Recently, I spent some time talking to one of my customers on the phone. She runs a Montessori school in Pennsylvania. About 20 years ago, she decided that she wanted to get back to the roots of the Montessori philosophy by opening a Montessori school in a poor area and keeping tuition low so any child who wanted to could attend.

Today, 20 years later, her tuition remains the same: $150 per month for an all-day program. Her school stays afloat through donations from friends and the community. She asks wealthier Montessori schools in the area to give her any materials or equipment they don’t need any more. And naturally, she spends quite a bit of her own money to make or buy materials for the school.

What a great calling she has! Would that many more at-risk children could attend a Montessori school. A quality education can make a huge difference in the life of a child. It can seem like the needs are too great and too vast for us to have any measurable impact. But as I talked to her, I was reminded that even helping one child can bring about change. Like ripples in a stream, touching one life can touch other lives.
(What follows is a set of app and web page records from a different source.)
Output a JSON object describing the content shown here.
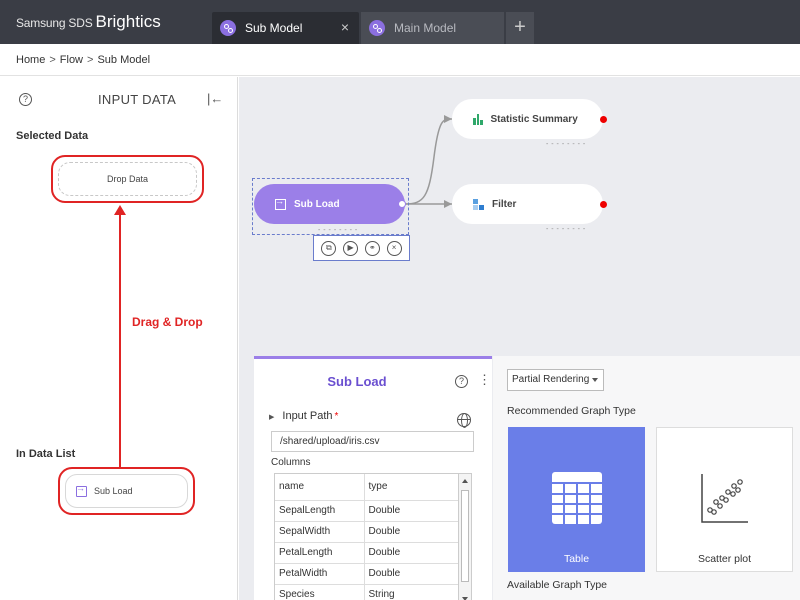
{
  "app": {
    "brand_prefix": "Samsung SDS",
    "brand_name": "Brightics"
  },
  "tabs": [
    {
      "label": "Sub Model",
      "active": true,
      "icon": "model-icon"
    },
    {
      "label": "Main Model",
      "active": false,
      "icon": "model-icon"
    }
  ],
  "tab_add_label": "+",
  "tab_close_label": "×",
  "breadcrumb": {
    "items": [
      "Home",
      "Flow",
      "Sub Model"
    ],
    "separator": ">"
  },
  "input_panel": {
    "help_label": "?",
    "title": "INPUT DATA",
    "collapse_icon": "collapse-left-icon",
    "collapse_label": "|←",
    "selected_label": "Selected Data",
    "drop_label": "Drop Data",
    "annotation": "Drag & Drop",
    "in_list_label": "In Data List",
    "in_list_item": "Sub Load"
  },
  "canvas": {
    "nodes": {
      "sub_load": "Sub Load",
      "statistic_summary": "Statistic Summary",
      "filter": "Filter"
    },
    "node_status_dots": "- - - - - - - -",
    "toolbar": {
      "copy_label": "⧉",
      "run_label": "▶",
      "model_label": "⚭",
      "delete_label": "×"
    }
  },
  "properties": {
    "title": "Sub Load",
    "help_label": "?",
    "more_label": "⋮",
    "input_path_label": "Input Path",
    "input_path_required": "*",
    "input_path_value": "/shared/upload/iris.csv",
    "columns_label": "Columns",
    "column_headers": [
      "name",
      "type"
    ],
    "columns": [
      {
        "name": "SepalLength",
        "type": "Double"
      },
      {
        "name": "SepalWidth",
        "type": "Double"
      },
      {
        "name": "PetalLength",
        "type": "Double"
      },
      {
        "name": "PetalWidth",
        "type": "Double"
      },
      {
        "name": "Species",
        "type": "String"
      }
    ]
  },
  "graph_panel": {
    "render_mode": "Partial Rendering",
    "recommended_label": "Recommended Graph Type",
    "cards": [
      {
        "label": "Table",
        "icon": "table-grid-icon",
        "selected": true
      },
      {
        "label": "Scatter plot",
        "icon": "scatter-plot-icon",
        "selected": false
      }
    ],
    "available_label": "Available Graph Type"
  },
  "colors": {
    "accent_purple": "#9b7fe8",
    "selected_card": "#6a7ee8",
    "annotation_red": "#e02424",
    "topbar": "#3a3d45"
  }
}
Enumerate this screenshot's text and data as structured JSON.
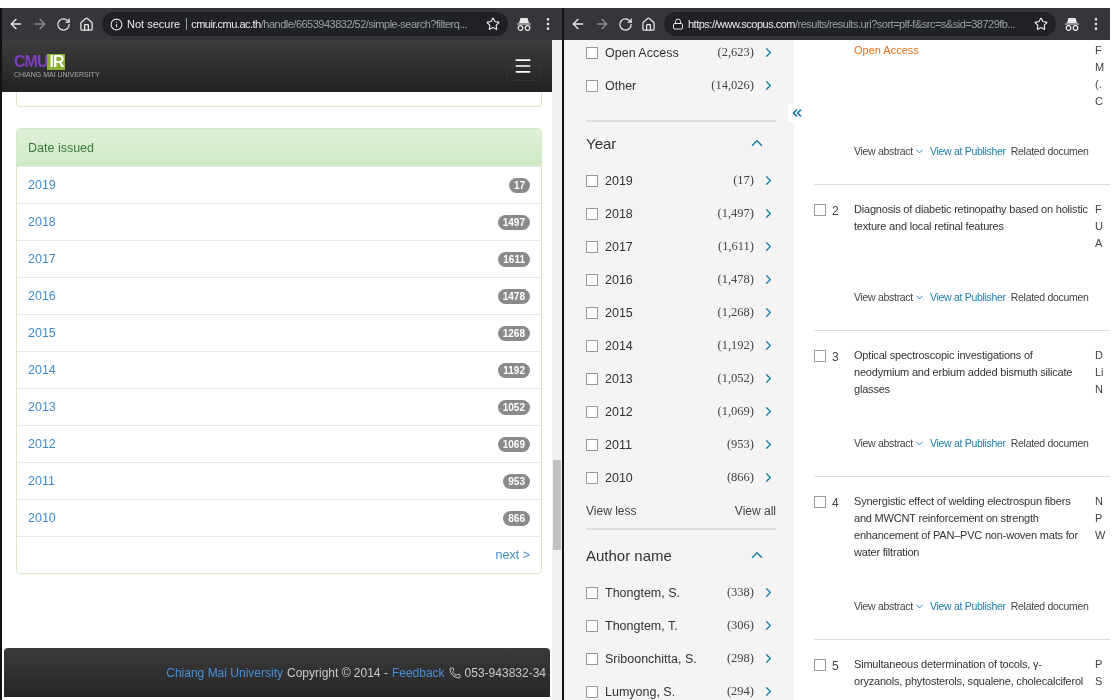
{
  "left_browser": {
    "address": {
      "security_label": "Not secure",
      "host": "cmuir.cmu.ac.th",
      "path": "/handle/6653943832/52/simple-search?filterq..."
    }
  },
  "cmuir_header": {
    "logo_part1": "CMU",
    "logo_part2": "IR",
    "logo_subtitle": "CHIANG MAI UNIVERSITY"
  },
  "date_issued": {
    "title": "Date issued",
    "rows": [
      {
        "year": "2019",
        "count": "17"
      },
      {
        "year": "2018",
        "count": "1497"
      },
      {
        "year": "2017",
        "count": "1611"
      },
      {
        "year": "2016",
        "count": "1478"
      },
      {
        "year": "2015",
        "count": "1268"
      },
      {
        "year": "2014",
        "count": "1192"
      },
      {
        "year": "2013",
        "count": "1052"
      },
      {
        "year": "2012",
        "count": "1069"
      },
      {
        "year": "2011",
        "count": "953"
      },
      {
        "year": "2010",
        "count": "866"
      }
    ],
    "next": "next >"
  },
  "footer": {
    "university": "Chiang Mai University",
    "copyright": "Copyright © 2014 -",
    "feedback": "Feedback",
    "phone": "053-943832-34"
  },
  "right_browser": {
    "address": {
      "scheme": "https://",
      "host": "www.scopus.com",
      "path": "/results/results.uri?sort=plf-f&src=s&sid=38729fb..."
    }
  },
  "access_filters": [
    {
      "label": "Open Access",
      "count": "(2,623)",
      "checked": false
    },
    {
      "label": "Other",
      "count": "(14,026)",
      "checked": false
    }
  ],
  "year_filter": {
    "title": "Year",
    "expanded": true,
    "items": [
      {
        "label": "2019",
        "count": "(17)",
        "checked": false
      },
      {
        "label": "2018",
        "count": "(1,497)",
        "checked": false
      },
      {
        "label": "2017",
        "count": "(1,611)",
        "checked": false
      },
      {
        "label": "2016",
        "count": "(1,478)",
        "checked": false
      },
      {
        "label": "2015",
        "count": "(1,268)",
        "checked": false
      },
      {
        "label": "2014",
        "count": "(1,192)",
        "checked": false
      },
      {
        "label": "2013",
        "count": "(1,052)",
        "checked": false
      },
      {
        "label": "2012",
        "count": "(1,069)",
        "checked": false
      },
      {
        "label": "2011",
        "count": "(953)",
        "checked": false
      },
      {
        "label": "2010",
        "count": "(866)",
        "checked": false
      }
    ],
    "view_less": "View less",
    "view_all": "View all"
  },
  "author_filter": {
    "title": "Author name",
    "expanded": true,
    "items": [
      {
        "label": "Thongtem, S.",
        "count": "(338)",
        "checked": false
      },
      {
        "label": "Thongtem, T.",
        "count": "(306)",
        "checked": false
      },
      {
        "label": "Sriboonchitta, S.",
        "count": "(298)",
        "checked": false
      },
      {
        "label": "Lumyong, S.",
        "count": "(294)",
        "checked": false
      }
    ]
  },
  "results": {
    "first_fragment": {
      "access_label": "Open Access",
      "right_column": [
        "F",
        "M",
        "(.",
        "C"
      ],
      "actions": {
        "view_abstract": "View abstract",
        "view_at_publisher": "View at Publisher",
        "related": "Related documen"
      }
    },
    "items": [
      {
        "number": "2",
        "checked": false,
        "title": "Diagnosis of diabetic retinopathy based on holistic texture and local retinal features",
        "right_column": [
          "F",
          "U",
          "A"
        ],
        "actions": {
          "view_abstract": "View abstract",
          "view_at_publisher": "View at Publisher",
          "related": "Related documen"
        }
      },
      {
        "number": "3",
        "checked": false,
        "title": "Optical spectroscopic investigations of neodymium and erbium added bismuth silicate glasses",
        "right_column": [
          "D",
          "Li",
          "N"
        ],
        "actions": {
          "view_abstract": "View abstract",
          "view_at_publisher": "View at Publisher",
          "related": "Related documen"
        }
      },
      {
        "number": "4",
        "checked": false,
        "title": "Synergistic effect of welding electrospun fibers and MWCNT reinforcement on strength enhancement of PAN–PVC non-woven mats for water filtration",
        "right_column": [
          "N",
          "P",
          "W"
        ],
        "actions": {
          "view_abstract": "View abstract",
          "view_at_publisher": "View at Publisher",
          "related": "Related documen"
        }
      },
      {
        "number": "5",
        "checked": false,
        "title": "Simultaneous determination of tocols, γ-oryzanols, phytosterols, squalene, cholecalciferol",
        "right_column": [
          "P",
          "S"
        ]
      }
    ]
  }
}
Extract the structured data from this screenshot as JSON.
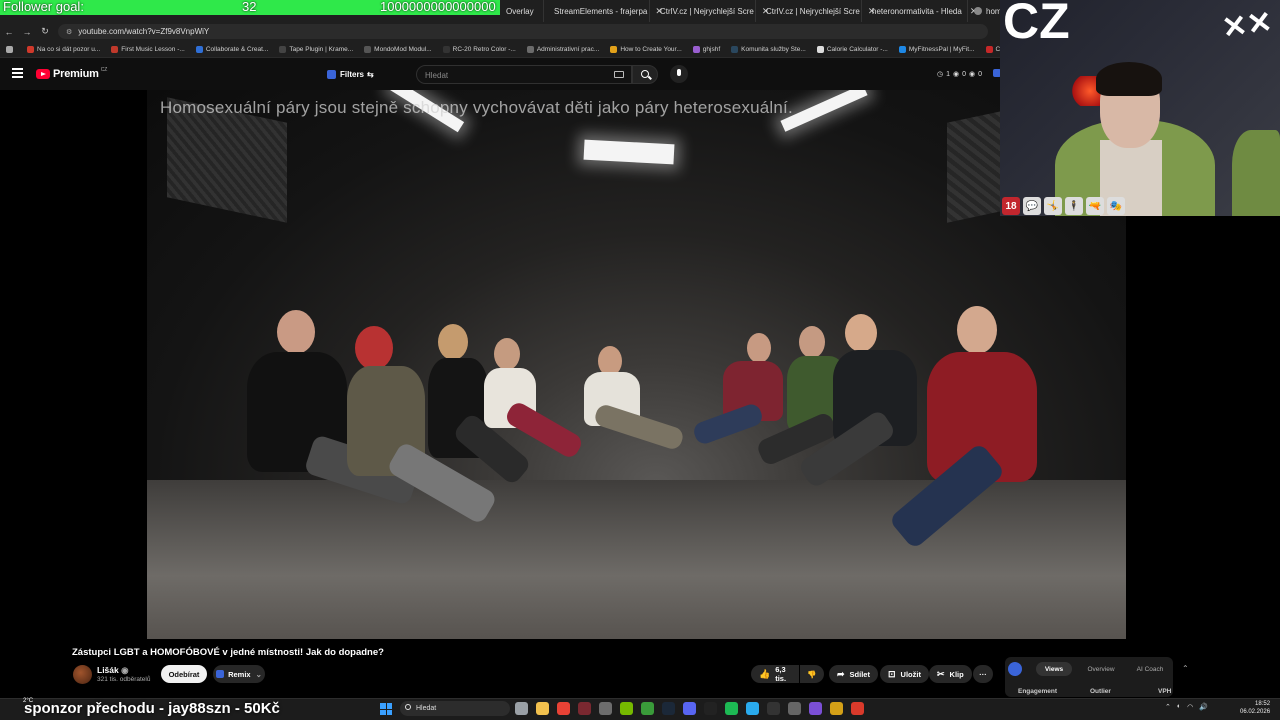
{
  "overlay": {
    "follower_goal_label": "Follower goal:",
    "follower_current": "32",
    "follower_target": "1000000000000000",
    "follower_progress": 3.2e-14,
    "fill_color": "#2fe84a"
  },
  "browser": {
    "tabs": [
      {
        "label": "Overlay",
        "icon": "page-icon"
      },
      {
        "label": "StreamElements - frajerpa",
        "icon": "streamelements-icon"
      },
      {
        "label": "CtrlV.cz | Nejrychlejší Scre",
        "icon": "ctrlv-icon"
      },
      {
        "label": "CtrlV.cz | Nejrychlejší Scre",
        "icon": "ctrlv-icon"
      },
      {
        "label": "heteronormativita - Hleda",
        "icon": "google-icon"
      },
      {
        "label": "homose",
        "icon": "google-icon"
      }
    ],
    "url": "youtube.com/watch?v=Zf9v8VnpWiY",
    "bookmarks": [
      {
        "label": "Na co si dát pozor u...",
        "color": "#d0392b"
      },
      {
        "label": "First Music Lesson -...",
        "color": "#c0392b"
      },
      {
        "label": "Collaborate & Creat...",
        "color": "#2f6fd6"
      },
      {
        "label": "Tape Plugin | Krame...",
        "color": "#444444"
      },
      {
        "label": "MondoMod Modul...",
        "color": "#555555"
      },
      {
        "label": "RC-20 Retro Color -...",
        "color": "#333333"
      },
      {
        "label": "Administrativní prac...",
        "color": "#6b6b6b"
      },
      {
        "label": "How to Create Your...",
        "color": "#e3a21a"
      },
      {
        "label": "ghjshf",
        "color": "#9a5fd0"
      },
      {
        "label": "Komunita služby Ste...",
        "color": "#2a475e"
      },
      {
        "label": "Calorie Calculator -...",
        "color": "#dddddd"
      },
      {
        "label": "MyFitnessPal | MyFit...",
        "color": "#1e88e5"
      },
      {
        "label": "Cha - Cha by Simon...",
        "color": "#c62828"
      }
    ]
  },
  "youtube": {
    "logo_text": "Premium",
    "country": "CZ",
    "filters_label": "Filters",
    "search_placeholder": "Hledat",
    "counters": [
      "1",
      "0",
      "0"
    ]
  },
  "video": {
    "subtitle": "Homosexuální páry jsou stejně schopny vychovávat děti jako páry heterosexuální.",
    "title": "Zástupci LGBT a HOMOFÓBOVÉ v jedné místnosti! Jak do dopadne?",
    "channel_name": "Lišák",
    "channel_subs": "321 tis. odběratelů",
    "subscribe_label": "Odebírat",
    "remix_label": "Remix",
    "likes_label": "6,3 tis.",
    "share_label": "Sdílet",
    "save_label": "Uložit",
    "clip_label": "Klip",
    "more_label": "···"
  },
  "ai_panel": {
    "tabs": [
      "Views",
      "Overview",
      "AI Coach"
    ],
    "active_tab": "Views",
    "columns": [
      "Engagement",
      "Outlier",
      "VPH"
    ]
  },
  "webcam": {
    "overlay_text": "CZ",
    "badges": [
      "18",
      "💬",
      "🤸",
      "🕴",
      "🔫",
      "🎭"
    ]
  },
  "taskbar": {
    "sponsor_text": "sponzor přechodu - jay88szn - 50Kč",
    "weather": "2°C",
    "search_placeholder": "Hledat",
    "time": "18:52",
    "date": "06.02.2026",
    "apps": [
      {
        "name": "task-view-icon",
        "color": "#9aa0a6"
      },
      {
        "name": "file-explorer-icon",
        "color": "#f2c14e"
      },
      {
        "name": "chrome-icon",
        "color": "#e94235"
      },
      {
        "name": "obs-icon",
        "color": "#7a2830"
      },
      {
        "name": "app-icon",
        "color": "#6d6d6d"
      },
      {
        "name": "nvidia-icon",
        "color": "#76b900"
      },
      {
        "name": "xbox-icon",
        "color": "#3a9b3a"
      },
      {
        "name": "steam-icon",
        "color": "#1b2838"
      },
      {
        "name": "discord-icon",
        "color": "#5865f2"
      },
      {
        "name": "tidal-icon",
        "color": "#222222"
      },
      {
        "name": "spotify-icon",
        "color": "#1db954"
      },
      {
        "name": "telegram-icon",
        "color": "#2aabee"
      },
      {
        "name": "epic-icon",
        "color": "#333333"
      },
      {
        "name": "settings-icon",
        "color": "#666666"
      },
      {
        "name": "grid-icon",
        "color": "#7b4fd6"
      },
      {
        "name": "app2-icon",
        "color": "#d4a017"
      },
      {
        "name": "red-app-icon",
        "color": "#d93a2b"
      }
    ]
  }
}
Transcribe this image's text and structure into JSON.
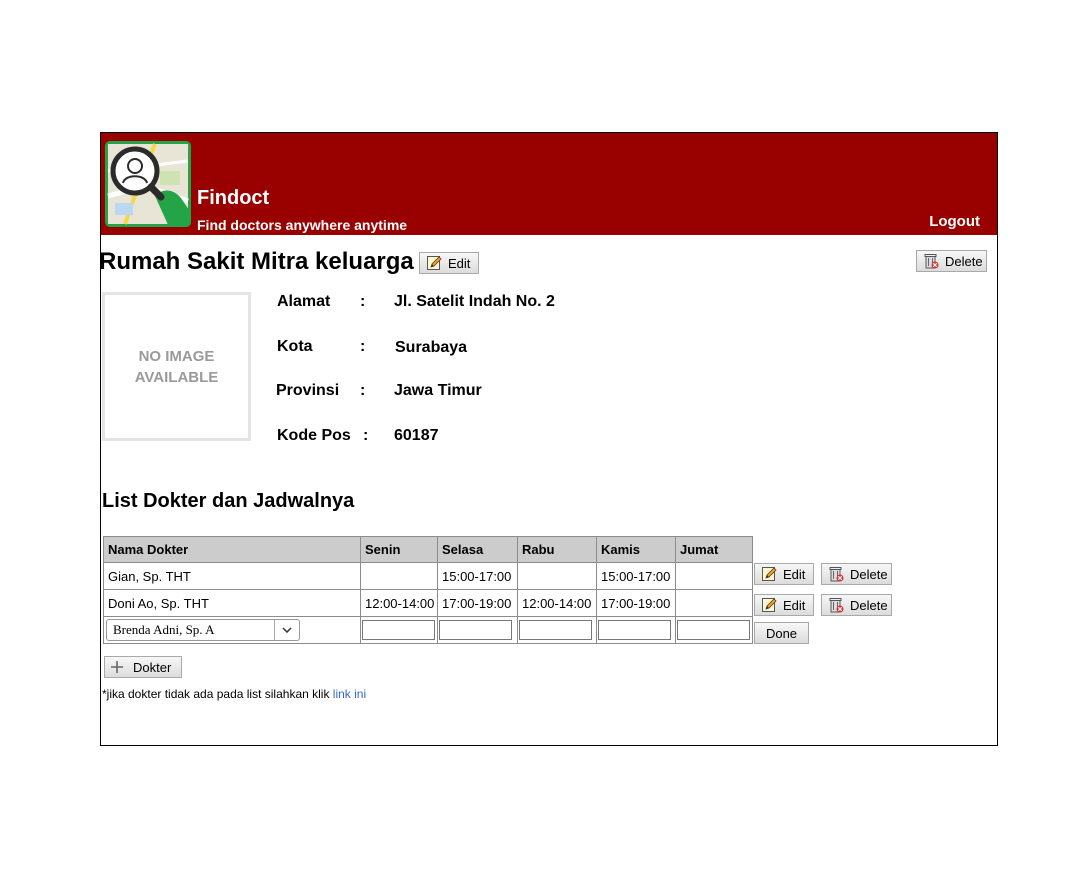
{
  "header": {
    "brand": "Findoct",
    "tagline": "Find doctors anywhere anytime",
    "logout": "Logout",
    "bg_color": "#990000"
  },
  "hospital": {
    "name": "Rumah Sakit Mitra keluarga",
    "edit_label": "Edit",
    "delete_label": "Delete",
    "no_image_line1": "NO IMAGE",
    "no_image_line2": "AVAILABLE",
    "fields": [
      {
        "label": "Alamat",
        "colon": ":",
        "value": "Jl. Satelit Indah No. 2"
      },
      {
        "label": "Kota",
        "colon": ":",
        "value": "Surabaya"
      },
      {
        "label": "Provinsi",
        "colon": ":",
        "value": "Jawa Timur"
      },
      {
        "label": "Kode Pos",
        "colon": ":",
        "value": "60187"
      }
    ]
  },
  "doctors": {
    "title": "List Dokter dan Jadwalnya",
    "columns": [
      "Nama Dokter",
      "Senin",
      "Selasa",
      "Rabu",
      "Kamis",
      "Jumat"
    ],
    "rows": [
      {
        "name": "Gian, Sp. THT",
        "senin": "",
        "selasa": "15:00-17:00",
        "rabu": "",
        "kamis": "15:00-17:00",
        "jumat": ""
      },
      {
        "name": "Doni Ao, Sp. THT",
        "senin": "12:00-14:00",
        "selasa": "17:00-19:00",
        "rabu": "12:00-14:00",
        "kamis": "17:00-19:00",
        "jumat": ""
      }
    ],
    "new_row": {
      "selected_doctor": "Brenda Adni, Sp. A",
      "senin": "",
      "selasa": "",
      "rabu": "",
      "kamis": "",
      "jumat": ""
    },
    "edit_label": "Edit",
    "delete_label": "Delete",
    "done_label": "Done",
    "add_label": "Dokter",
    "note_text": "*jika dokter tidak ada pada list silahkan klik ",
    "note_link": "link ini"
  },
  "icons": {
    "logo": "findoct-logo-icon",
    "edit": "pencil-edit-icon",
    "delete": "trash-delete-icon",
    "add": "plus-icon",
    "dropdown": "chevron-down-icon"
  }
}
As always, I highly encourage you to talk with children about world events. Tell them as much as they can handle for their age. Most likely, you will not say much, if anything, to children five and under. But above that, children are ready to learn about their less fortunate counterparts. Engage them in the act of giving. Have them run a bake sale, donate their allowance, and write letters and cards. Let them research the affected areas of the world and learn about different countries and people groups.

I am always amazed how compassion comes pouring out of children when they know about others in need. They are so creative at thinking about ways to help, and generous beyond measure. I would go as far as to say that children are in a sensitive period for generosity; if you encourage it now, it will carry over into adulthood.

Here are some ways to help, both for the Myanmar tragedy and at-risk children in general:


Make a donation to a worthy, reputable charitable organization that is offering relief efforts to Myanmar. My favorite is Samaritan’s Purse, but there are many out there. Visit Charity Navigator to evaluate and compare charities.


Take a few minutes to pray for the people of Myanmar, and for the governments of the world who are willing to help. The greatest barriers seem to be the hostile Myanmar government and the lack of existing infrastructure (airports, hospitals) needed to provide aid directly to the people. You can pray for safety for aid workers and for shipments of supplies. One boat carrying supplies sank on the way to Myanmar. It’s dangerous work. Pray for the children, especially those who have lost their families and who are terrified and alone.


Let children find Myanmar on the globe. Read up on the country and its history. Consider doing a project on Southeast Asia along with fundraising. Make sure kids know where the money they raise is going.


Choose a needy child to sponsor at Compassion International. You’ll be able to learn about and correspond with your child. I also recommend visiting their new blog; it’s really eye-opening – especially their posts about children in poverty.


While it is unlikely that any of us will be able to go to another country to provide aid, right in our own neighborhoods there are people with needs. One of my friends volunteers for a shelter for homeless women, taking the women shopping to help them buy clothes and food. Another volunteers for an inner city children’s club that provides tutoring and mentoring for at-risk kids living in the housing projects of Chicago. There’s really no limit to the ways we can help.


Link back to this post from your own blog, or forward the link to this post to friends and family who are looking for a way to help.

One last thing: when you read posts like this, don’t you always wonder how much the author of the post is personally donating, if anything? I know I do. I want to be credible and practice what I preach. So, here’s the deal. I will donate 10% of my total sales for May to my favorite charity, Samaritan’s Purse, specifically for the relief efforts in Myanmar. I’ll let you know in June how much that turns out to be. If you’ve always wanted to buy anything from me, this would be a great time!